[Interface dataset entries]

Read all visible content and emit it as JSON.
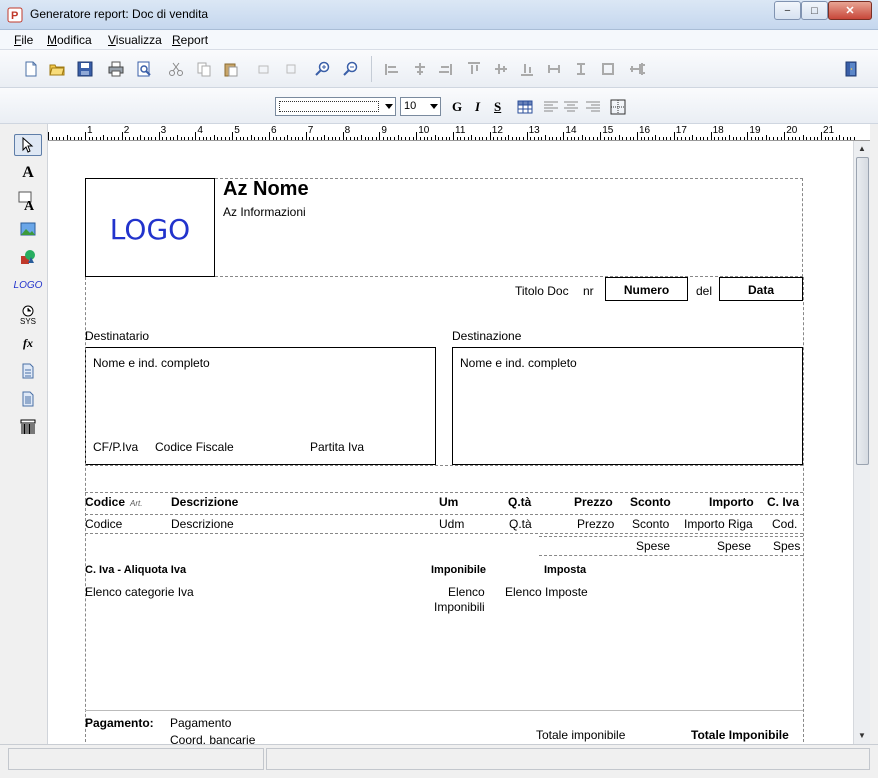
{
  "window": {
    "title": "Generatore report: Doc di vendita",
    "minimize": "−",
    "maximize": "□",
    "close": "✕"
  },
  "menu": [
    {
      "label": "File",
      "accel": "F",
      "rest": "ile"
    },
    {
      "label": "Modifica",
      "accel": "M",
      "rest": "odifica"
    },
    {
      "label": "Visualizza",
      "accel": "V",
      "rest": "isualizza"
    },
    {
      "label": "Report",
      "accel": "R",
      "rest": "eport"
    }
  ],
  "toolbar": {
    "font_name": "",
    "font_size": "10",
    "bold": "G",
    "italic": "I",
    "underline": "S"
  },
  "ruler": {
    "numbers": [
      "1",
      "2",
      "3",
      "4",
      "5",
      "6",
      "7",
      "8",
      "9",
      "10",
      "11",
      "12",
      "13",
      "14",
      "15",
      "16",
      "17",
      "18",
      "19",
      "20",
      "21"
    ]
  },
  "report": {
    "logo": "LOGO",
    "company_name": "Az Nome",
    "company_info": "Az Informazioni",
    "doc_title": "Titolo Doc",
    "nr": "nr",
    "number": "Numero",
    "del": "del",
    "date": "Data",
    "recipient_label": "Destinatario",
    "destination_label": "Destinazione",
    "recipient_full": "Nome e ind. completo",
    "destination_full": "Nome e ind. completo",
    "cf_piva": "CF/P.Iva",
    "codice_fiscale": "Codice Fiscale",
    "partita_iva": "Partita Iva",
    "col_headers": {
      "codice": "Codice",
      "codice_suffix": "Art.",
      "descrizione": "Descrizione",
      "um": "Um",
      "qta": "Q.tà",
      "prezzo": "Prezzo",
      "sconto": "Sconto",
      "importo": "Importo",
      "civa": "C. Iva"
    },
    "row_fields": {
      "codice": "Codice",
      "descrizione": "Descrizione",
      "um": "Udm",
      "qta": "Q.tà",
      "prezzo": "Prezzo",
      "sconto": "Sconto",
      "importo": "Importo Riga",
      "civa": "Cod."
    },
    "spese_row": {
      "spese1": "Spese",
      "spese2": "Spese",
      "spese3": "Spes"
    },
    "vat_header": "C. Iva - Aliquota Iva",
    "vat_list": "Elenco categorie Iva",
    "imponibile_header": "Imponibile",
    "imponibile_list_1": "Elenco",
    "imponibile_list_2": "Imponibili",
    "imposta_header": "Imposta",
    "imposta_list": "Elenco Imposte",
    "payment_label": "Pagamento:",
    "payment_value": "Pagamento",
    "bank_coords": "Coord. bancarie",
    "totale_imponibile_label": "Totale imponibile",
    "totale_imponibile_value": "Totale Imponibile"
  },
  "palette": [
    "pointer-tool",
    "text-tool",
    "framed-text-tool",
    "image-tool",
    "shapes-tool",
    "logo-tool",
    "system-field-tool",
    "formula-tool",
    "subreport-tool",
    "subreport2-tool",
    "barcode-tool"
  ],
  "palette_labels": {
    "logo": "LOGO",
    "sys": "SYS",
    "fx": "fx"
  }
}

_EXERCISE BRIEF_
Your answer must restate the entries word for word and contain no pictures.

_EXPECTED ANSWER_
Read all visible content and emit it as JSON.
{
  "window": {
    "title": "Generatore report: Doc di vendita",
    "minimize": "−",
    "maximize": "□",
    "close": "✕"
  },
  "menu": [
    {
      "label": "File",
      "accel": "F",
      "rest": "ile"
    },
    {
      "label": "Modifica",
      "accel": "M",
      "rest": "odifica"
    },
    {
      "label": "Visualizza",
      "accel": "V",
      "rest": "isualizza"
    },
    {
      "label": "Report",
      "accel": "R",
      "rest": "eport"
    }
  ],
  "toolbar": {
    "font_name": "",
    "font_size": "10",
    "bold": "G",
    "italic": "I",
    "underline": "S"
  },
  "ruler": {
    "numbers": [
      "1",
      "2",
      "3",
      "4",
      "5",
      "6",
      "7",
      "8",
      "9",
      "10",
      "11",
      "12",
      "13",
      "14",
      "15",
      "16",
      "17",
      "18",
      "19",
      "20",
      "21"
    ]
  },
  "report": {
    "logo": "LOGO",
    "company_name": "Az Nome",
    "company_info": "Az Informazioni",
    "doc_title": "Titolo Doc",
    "nr": "nr",
    "number": "Numero",
    "del": "del",
    "date": "Data",
    "recipient_label": "Destinatario",
    "destination_label": "Destinazione",
    "recipient_full": "Nome e ind. completo",
    "destination_full": "Nome e ind. completo",
    "cf_piva": "CF/P.Iva",
    "codice_fiscale": "Codice Fiscale",
    "partita_iva": "Partita Iva",
    "col_headers": {
      "codice": "Codice",
      "codice_suffix": "Art.",
      "descrizione": "Descrizione",
      "um": "Um",
      "qta": "Q.tà",
      "prezzo": "Prezzo",
      "sconto": "Sconto",
      "importo": "Importo",
      "civa": "C. Iva"
    },
    "row_fields": {
      "codice": "Codice",
      "descrizione": "Descrizione",
      "um": "Udm",
      "qta": "Q.tà",
      "prezzo": "Prezzo",
      "sconto": "Sconto",
      "importo": "Importo Riga",
      "civa": "Cod."
    },
    "spese_row": {
      "spese1": "Spese",
      "spese2": "Spese",
      "spese3": "Spes"
    },
    "vat_header": "C. Iva - Aliquota Iva",
    "vat_list": "Elenco categorie Iva",
    "imponibile_header": "Imponibile",
    "imponibile_list_1": "Elenco",
    "imponibile_list_2": "Imponibili",
    "imposta_header": "Imposta",
    "imposta_list": "Elenco Imposte",
    "payment_label": "Pagamento:",
    "payment_value": "Pagamento",
    "bank_coords": "Coord. bancarie",
    "totale_imponibile_label": "Totale imponibile",
    "totale_imponibile_value": "Totale Imponibile"
  },
  "palette": [
    "pointer-tool",
    "text-tool",
    "framed-text-tool",
    "image-tool",
    "shapes-tool",
    "logo-tool",
    "system-field-tool",
    "formula-tool",
    "subreport-tool",
    "subreport2-tool",
    "barcode-tool"
  ],
  "palette_labels": {
    "logo": "LOGO",
    "sys": "SYS",
    "fx": "fx"
  }
}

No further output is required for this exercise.